This Bornean endemic is known only from the montane forests of Mt. Kinabalu, Sabah, Malaysia. Attempts to locate the species on Gunung Mulu in Sarawak and Mount Trus Madi in Sabah have not been successful. Its elevational range is 1,500–3,050 m asl and its extent of occurrence (EOO) is 338 km2.
Habitat and Ecology
This species inhabits moist montane and sub-alpine forest. Adults are terrestrial and breeding is presumed to take place in forest streams.
The current population status of this species is unknown as there have not been many surveys. It is rarely encountered, but is more likely to be observed directly following rain. It has only been observed on the summit of Mt. Kinabulu (P. Yambun pers. comm. January 2018).
There are no current threats to the species as the entire range of the species is contained within a well-managed protected area (P. Yambun pers. comm. January 2018). The 2015 Sabah earthquake (Earth Observatory of Singapore 2017) did not appear to affect this species because it is found mostly along the summit trail, whereas the landslides generally occurred at the rock faces and primarily affected species occurring closer to Mesilau (P. Yambun pers. comm. March 2018). In the previous assessment, selective logging was considered to be a future threat to the species, however no justification was provided. There are no concerns about logging activities affecting this species in the near future (Malaysia Red List Assessment Workshop January 2018).
It occurs in Kinabalu National Park, which is well protected.
Surveys of potentially suitable areas of habitat in adjacent parts of Borneo are needed to determine whether or not this species might occur elsewhere, and also to help better understand its current population status and natural history.
Red List Status
Listed as Least Concern since, although its estimated extent of occurrence (EOO) is 338 km2, it occurs in a well-protected and well-managed national park, where suitable habitat remains, and there are no threats at present.
We follow Inger (1966) and Malkmus et al. (2002) in considering Ansonia altitudinis (Smith 1931) to be a synonym of A. fuliginea.

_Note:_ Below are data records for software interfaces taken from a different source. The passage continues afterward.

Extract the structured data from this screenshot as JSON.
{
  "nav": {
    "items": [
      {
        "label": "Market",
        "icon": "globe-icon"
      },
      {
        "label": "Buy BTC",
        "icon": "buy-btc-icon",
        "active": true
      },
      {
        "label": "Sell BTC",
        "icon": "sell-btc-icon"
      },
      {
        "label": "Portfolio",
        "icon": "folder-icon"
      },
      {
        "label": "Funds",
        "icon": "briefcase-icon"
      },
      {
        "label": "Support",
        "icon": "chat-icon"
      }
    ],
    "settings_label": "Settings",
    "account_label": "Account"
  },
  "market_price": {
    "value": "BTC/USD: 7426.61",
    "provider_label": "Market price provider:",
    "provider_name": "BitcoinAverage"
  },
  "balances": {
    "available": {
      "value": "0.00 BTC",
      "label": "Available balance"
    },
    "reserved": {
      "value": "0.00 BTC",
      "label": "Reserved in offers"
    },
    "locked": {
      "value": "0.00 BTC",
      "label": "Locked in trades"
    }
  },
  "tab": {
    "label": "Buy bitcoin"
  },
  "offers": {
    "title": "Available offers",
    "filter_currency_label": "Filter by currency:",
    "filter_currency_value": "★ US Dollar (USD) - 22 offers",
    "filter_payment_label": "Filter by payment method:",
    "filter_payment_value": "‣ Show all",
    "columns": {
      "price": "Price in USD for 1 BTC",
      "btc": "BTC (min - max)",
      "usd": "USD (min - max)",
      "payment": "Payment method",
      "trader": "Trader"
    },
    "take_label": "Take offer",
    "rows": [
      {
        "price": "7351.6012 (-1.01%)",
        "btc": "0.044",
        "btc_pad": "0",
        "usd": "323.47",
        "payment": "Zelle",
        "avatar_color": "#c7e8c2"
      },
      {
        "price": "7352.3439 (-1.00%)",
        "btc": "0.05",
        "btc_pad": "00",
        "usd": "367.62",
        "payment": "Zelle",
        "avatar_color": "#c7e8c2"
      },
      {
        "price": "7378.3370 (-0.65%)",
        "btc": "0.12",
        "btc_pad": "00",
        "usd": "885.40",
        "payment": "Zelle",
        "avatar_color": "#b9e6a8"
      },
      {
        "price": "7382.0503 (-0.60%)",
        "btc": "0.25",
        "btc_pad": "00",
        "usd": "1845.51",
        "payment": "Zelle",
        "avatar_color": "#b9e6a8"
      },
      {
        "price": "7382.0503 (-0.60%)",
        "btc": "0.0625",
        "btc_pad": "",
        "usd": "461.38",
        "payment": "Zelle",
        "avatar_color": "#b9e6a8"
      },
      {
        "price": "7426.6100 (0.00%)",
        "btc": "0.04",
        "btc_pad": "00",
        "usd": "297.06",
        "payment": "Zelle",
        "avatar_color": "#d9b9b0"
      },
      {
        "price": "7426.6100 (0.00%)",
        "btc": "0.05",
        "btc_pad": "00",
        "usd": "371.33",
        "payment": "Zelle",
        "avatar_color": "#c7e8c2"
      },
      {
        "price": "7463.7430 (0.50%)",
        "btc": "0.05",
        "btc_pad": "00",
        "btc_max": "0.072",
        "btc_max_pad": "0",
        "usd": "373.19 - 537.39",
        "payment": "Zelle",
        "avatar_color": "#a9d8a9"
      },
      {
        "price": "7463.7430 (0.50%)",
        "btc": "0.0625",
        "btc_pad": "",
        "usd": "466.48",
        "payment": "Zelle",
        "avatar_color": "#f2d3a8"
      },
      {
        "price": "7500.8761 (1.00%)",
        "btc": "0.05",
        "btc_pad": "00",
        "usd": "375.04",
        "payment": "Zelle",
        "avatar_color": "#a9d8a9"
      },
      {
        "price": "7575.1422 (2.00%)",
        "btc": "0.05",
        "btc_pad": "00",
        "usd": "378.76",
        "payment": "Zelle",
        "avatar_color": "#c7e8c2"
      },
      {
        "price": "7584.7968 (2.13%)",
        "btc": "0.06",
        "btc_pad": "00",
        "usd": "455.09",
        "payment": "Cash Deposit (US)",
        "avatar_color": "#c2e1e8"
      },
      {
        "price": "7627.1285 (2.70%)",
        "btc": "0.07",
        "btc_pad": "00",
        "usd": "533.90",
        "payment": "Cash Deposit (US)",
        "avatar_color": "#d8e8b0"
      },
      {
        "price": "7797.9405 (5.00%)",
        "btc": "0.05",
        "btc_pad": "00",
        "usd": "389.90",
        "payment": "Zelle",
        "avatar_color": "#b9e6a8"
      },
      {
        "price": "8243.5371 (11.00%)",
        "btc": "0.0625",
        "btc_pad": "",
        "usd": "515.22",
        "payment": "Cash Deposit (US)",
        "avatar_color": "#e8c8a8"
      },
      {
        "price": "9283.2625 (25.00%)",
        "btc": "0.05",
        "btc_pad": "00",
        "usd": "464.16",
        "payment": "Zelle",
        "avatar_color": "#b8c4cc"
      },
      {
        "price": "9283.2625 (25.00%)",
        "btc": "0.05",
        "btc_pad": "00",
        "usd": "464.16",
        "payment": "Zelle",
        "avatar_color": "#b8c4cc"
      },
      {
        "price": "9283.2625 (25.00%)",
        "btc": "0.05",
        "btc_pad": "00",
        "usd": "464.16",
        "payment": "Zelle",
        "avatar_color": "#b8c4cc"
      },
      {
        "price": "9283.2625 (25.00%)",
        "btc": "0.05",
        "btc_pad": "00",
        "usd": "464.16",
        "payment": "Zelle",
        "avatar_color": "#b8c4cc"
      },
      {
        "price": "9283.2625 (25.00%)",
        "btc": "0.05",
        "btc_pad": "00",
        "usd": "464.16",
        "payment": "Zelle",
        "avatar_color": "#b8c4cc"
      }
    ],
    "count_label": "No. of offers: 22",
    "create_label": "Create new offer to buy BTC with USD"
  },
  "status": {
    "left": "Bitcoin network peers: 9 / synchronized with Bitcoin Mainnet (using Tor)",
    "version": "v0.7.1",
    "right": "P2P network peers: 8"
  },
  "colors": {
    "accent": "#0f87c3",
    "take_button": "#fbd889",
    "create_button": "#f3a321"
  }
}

IUCN SSC Amphibian Specialist Group 2018. Ansonia fuliginea. The IUCN Red List of Threatened Species 2018: e.T54466A123645057. http://dx.doi.org/10.2305/IUCN.UK.2018-1.RLTS.T54466A123645057.en